October, 25 Alexander Voloshin, Kremlin's powerful chief of staff, informed Russian President about his decision to resign. There is an opinion that he had resigned in protest of the arrest of Mikhail Khodorkovsky.
October, 25 Alexander Voloshin, Kremlin's powerful chief of staff, informed Russian President about his decision to resign. There is an opinion that he had resigned in protest of the arrest of Mikhail Khodorkovsky. He was furious that he has not been told that Khodorkovsky, the CEO of the oil giant YUKOS will be arrested, and had no wish to work in such conditions. President Vladimir Putin had accepted Alexander Voloshin's resignation on Monday night after meeting for several hours with top Kremlin officials.
Voloshin, 47, is seen as one of the last figures in the Kremlin to have hung on from the era of Putin's predecessor Boris Yeltsin and a leader of an administration clan known as "the Family" that battled the hawkish "siloviki" camp of former secret service agents that recently emerged in Putin's court. He was considered supporting big business and an instrumental Kremlin aide who managed to skillfully mediate between the various administration factions and parliament lawmakers on key economic reform issues. His potential resignation had been rumored in Moscow for months as the ?Family? -- which supported big businesses including Yukos -- was being squeezed out by the siloviki. Voloshin is widely believed to have stepped down after realizing that he was no longer able to defend the interests of the Family, officials appointed by Boris Yeltsin and their big business allies, from the onslaught of the siloviki.

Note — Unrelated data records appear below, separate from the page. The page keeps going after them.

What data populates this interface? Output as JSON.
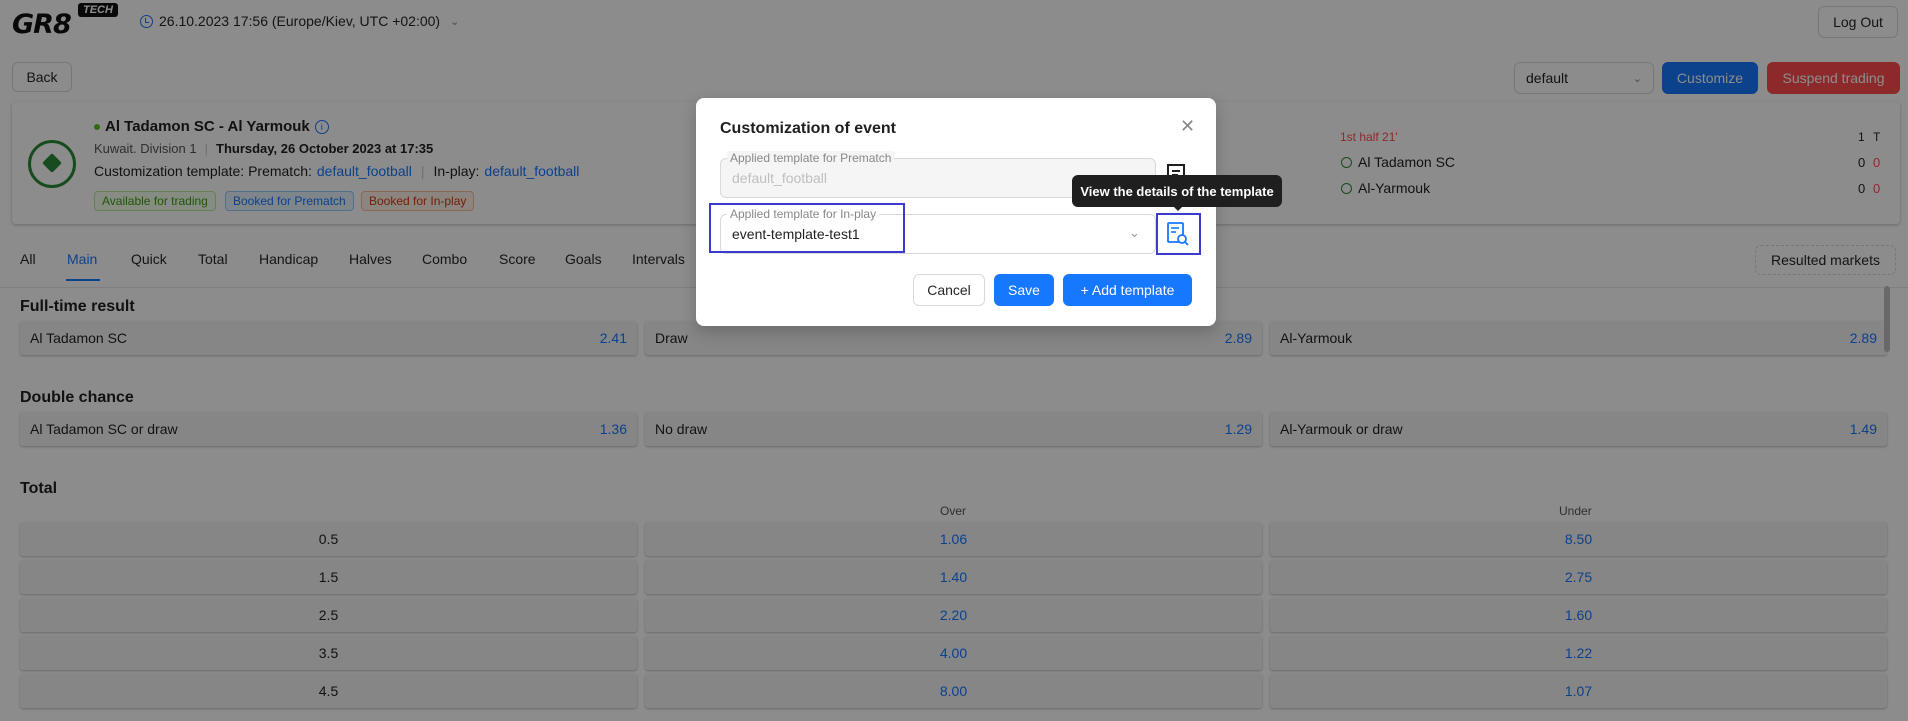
{
  "header": {
    "logo_text": "GR8",
    "logo_badge": "TECH",
    "datetime": "26.10.2023 17:56 (Europe/Kiev, UTC +02:00)",
    "logout_label": "Log Out"
  },
  "toolbar": {
    "back_label": "Back",
    "profile_select": "default",
    "customize_label": "Customize",
    "suspend_label": "Suspend trading"
  },
  "event": {
    "title": "Al Tadamon SC - Al Yarmouk",
    "league": "Kuwait. Division 1",
    "date": "Thursday, 26 October 2023 at 17:35",
    "template_prefix": "Customization template: Prematch:",
    "prematch_template": "default_football",
    "inplay_prefix": "In-play:",
    "inplay_template": "default_football",
    "tags": [
      "Available for trading",
      "Booked for Prematch",
      "Booked for In-play"
    ],
    "period": "1st half 21'",
    "score_header": [
      "1",
      "T"
    ],
    "teams": [
      {
        "name": "Al Tadamon SC",
        "score1": "0",
        "scoreT": "0"
      },
      {
        "name": "Al-Yarmouk",
        "score1": "0",
        "scoreT": "0"
      }
    ]
  },
  "tabs": [
    "All",
    "Main",
    "Quick",
    "Total",
    "Handicap",
    "Halves",
    "Combo",
    "Score",
    "Goals",
    "Intervals"
  ],
  "resulted_markets_label": "Resulted markets",
  "markets": {
    "full_time": {
      "title": "Full-time result",
      "outcomes": [
        {
          "name": "Al Tadamon SC",
          "odd": "2.41"
        },
        {
          "name": "Draw",
          "odd": "2.89"
        },
        {
          "name": "Al-Yarmouk",
          "odd": "2.89"
        }
      ]
    },
    "double_chance": {
      "title": "Double chance",
      "outcomes": [
        {
          "name": "Al Tadamon SC or draw",
          "odd": "1.36"
        },
        {
          "name": "No draw",
          "odd": "1.29"
        },
        {
          "name": "Al-Yarmouk or draw",
          "odd": "1.49"
        }
      ]
    },
    "total": {
      "title": "Total",
      "over_label": "Over",
      "under_label": "Under",
      "rows": [
        {
          "line": "0.5",
          "over": "1.06",
          "under": "8.50"
        },
        {
          "line": "1.5",
          "over": "1.40",
          "under": "2.75"
        },
        {
          "line": "2.5",
          "over": "2.20",
          "under": "1.60"
        },
        {
          "line": "3.5",
          "over": "4.00",
          "under": "1.22"
        },
        {
          "line": "4.5",
          "over": "8.00",
          "under": "1.07"
        }
      ]
    }
  },
  "modal": {
    "title": "Customization of event",
    "prematch_label": "Applied template for Prematch",
    "prematch_value": "default_football",
    "inplay_label": "Applied template for In-play",
    "inplay_value": "event-template-test1",
    "tooltip": "View the details of the template",
    "cancel_label": "Cancel",
    "save_label": "Save",
    "add_template_label": "+ Add template"
  },
  "colors": {
    "primary": "#1677ff",
    "danger": "#ff4d4f",
    "highlight": "#3b3bcf",
    "live_green": "#52c41a"
  }
}
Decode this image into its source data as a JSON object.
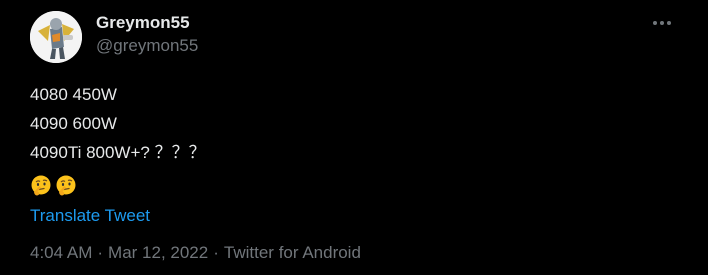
{
  "author": {
    "display_name": "Greymon55",
    "handle": "@greymon55",
    "avatar_icon": "digimon-avatar"
  },
  "menu": {
    "more_icon": "more-horizontal-icon"
  },
  "tweet": {
    "lines": [
      "4080 450W",
      "4090 600W",
      "4090Ti 800W+? ？？？"
    ],
    "emojis": [
      "thinking-face-emoji",
      "thinking-face-emoji"
    ],
    "translate_label": "Translate Tweet"
  },
  "meta": {
    "time": "4:04 AM",
    "separator": "·",
    "date": "Mar 12, 2022",
    "source": "Twitter for Android"
  },
  "colors": {
    "background": "#000000",
    "text_primary": "#e7e9ea",
    "text_secondary": "#71767b",
    "link": "#1d9bf0"
  }
}
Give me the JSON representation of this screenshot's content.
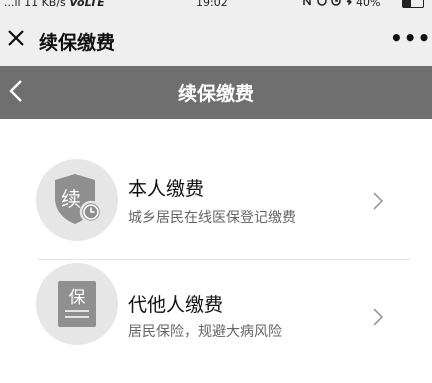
{
  "status_bar": {
    "network": "...ıl 11 KB/s",
    "volte": "VoLTE",
    "time": "19:02",
    "icons": [
      "nfc-icon",
      "alarm-icon",
      "bluetooth-icon"
    ],
    "battery": "40%"
  },
  "title_bar": {
    "title": "续保缴费",
    "more": "•••"
  },
  "nav_bar": {
    "title": "续保缴费"
  },
  "items": [
    {
      "title": "本人缴费",
      "description": "城乡居民在线医保登记缴费",
      "icon_char": "续",
      "icon": "renew-shield-clock-icon"
    },
    {
      "title": "代他人缴费",
      "description": "居民保险，规避大病风险",
      "icon_char": "保",
      "icon": "insurance-document-icon"
    }
  ],
  "colors": {
    "status_bar_bg": "#efefef",
    "nav_bar_bg": "#6f6f6f",
    "icon_circle": "#e6e6e6",
    "icon_inner": "#8f8f8f"
  }
}
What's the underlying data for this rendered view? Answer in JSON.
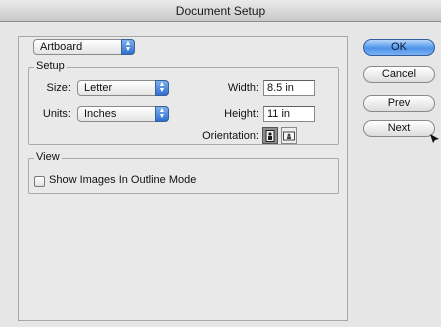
{
  "window": {
    "title": "Document Setup"
  },
  "artboard_popup": {
    "value": "Artboard"
  },
  "setup": {
    "group_label": "Setup",
    "size_label": "Size:",
    "size_value": "Letter",
    "units_label": "Units:",
    "units_value": "Inches",
    "width_label": "Width:",
    "width_value": "8.5 in",
    "height_label": "Height:",
    "height_value": "11 in",
    "orientation_label": "Orientation:"
  },
  "view": {
    "group_label": "View",
    "show_images_label": "Show Images In Outline Mode",
    "show_images_checked": false
  },
  "buttons": {
    "ok": "OK",
    "cancel": "Cancel",
    "prev": "Prev",
    "next": "Next"
  },
  "icons": {
    "popup_arrows": "up-down-arrows-icon",
    "portrait": "portrait-orientation-icon",
    "landscape": "landscape-orientation-icon"
  }
}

October, 30 Putin accepted Voloshin?s resignation and immediately appointed Dmitry Medvedev, who was Voloshin?s assistant to fill the vacated seat. Some analysts believe that by this appointment Putin has prevented the siloviki from becoming the sole players in his administration who considered the acceptation of Voloshin?s resignation as their victory.
Medvedev, 38 graduated from the same St. Petersburg law school as Putin and worked with him in the St. Petersburg city administration in the early 1990s. Putin brought both of them into the Kremlin shortly after he was elected in 2000. Medvedev?s candidacy has been named fairly long ago by many people, but we know not very much about him. So, who is Mr. Medvedev, an dwill he be the worthy substitution of Voloshin?
While working as a teacher of the St. Petersburg State University, in the law faculty from 1990 up to 1999, Medvedev had been respected by his students. Nikolai Kropachev, dean of the law faculty and chairman of the Ustavnoi court in St. Petersburg recalls: "They wrote to say what a good lecturer he was and how much they loved him."
Many analysts suppose that Medvedev will not able match the weight of Voloshin, who was the longest-serving chief of presidential staff in post - Soviet Russia, because of his relative weakness and lack of experience in economic policymaking. Vladimir Pribylovsky, head of the Panorama think tank, believes that Medvedev will be able only to limit, not match, the political clout of the siloviki group, which is led by deputy heads of the presidential administration Viktor Ivanov and Igor Sechin.
"Voloshin was a generator of ideas, a creator," Alexei Makarkin of the Center for Political Technologies said. "While formally a subordinate, he was also somewhat of a partner for Putin, while the newly promoted men are more the obedient executioners of the president's will."
Medvedev, we must give him his due, started working as the chief of staff rather lively, telling in some interviews about his own view on the Yukos scandal. He called on the Russian officials to ?always take into account thoroughly the economical consequences of their actions?; and expressed his doubt in ?juridical effectiveness of Yukos shares arrest?. Analysts agree that Medvedev by the chief of presidential administration is a fruit of the compromise of the "Family" and "security officers". The last do not consider him to be of their team, and liberals neither. Being the first deputy of Voloshin, Medvedev has announced a number of statements which reflect a duality and flexibility of his position, so necessary today. For example, having recognized, that there are about 2 million officials in Russia now, he nevertheless has not supported reduction of their number. According to him, our state should become absolutely different for implementing such reduction,; and it will take not one year, but decades. So, it is obvious, that the new chief of administration does not have distinguished radical mind.
To cut a long story short, Medvedev will likely support that balance of force in administration of the president which has developed after the attack on Yukos and Voloshin?s resignations He, as pragmatically thinking official, will not start to act queer.
Author: Alexandra Belyaeva
Source : Neftegaz.RU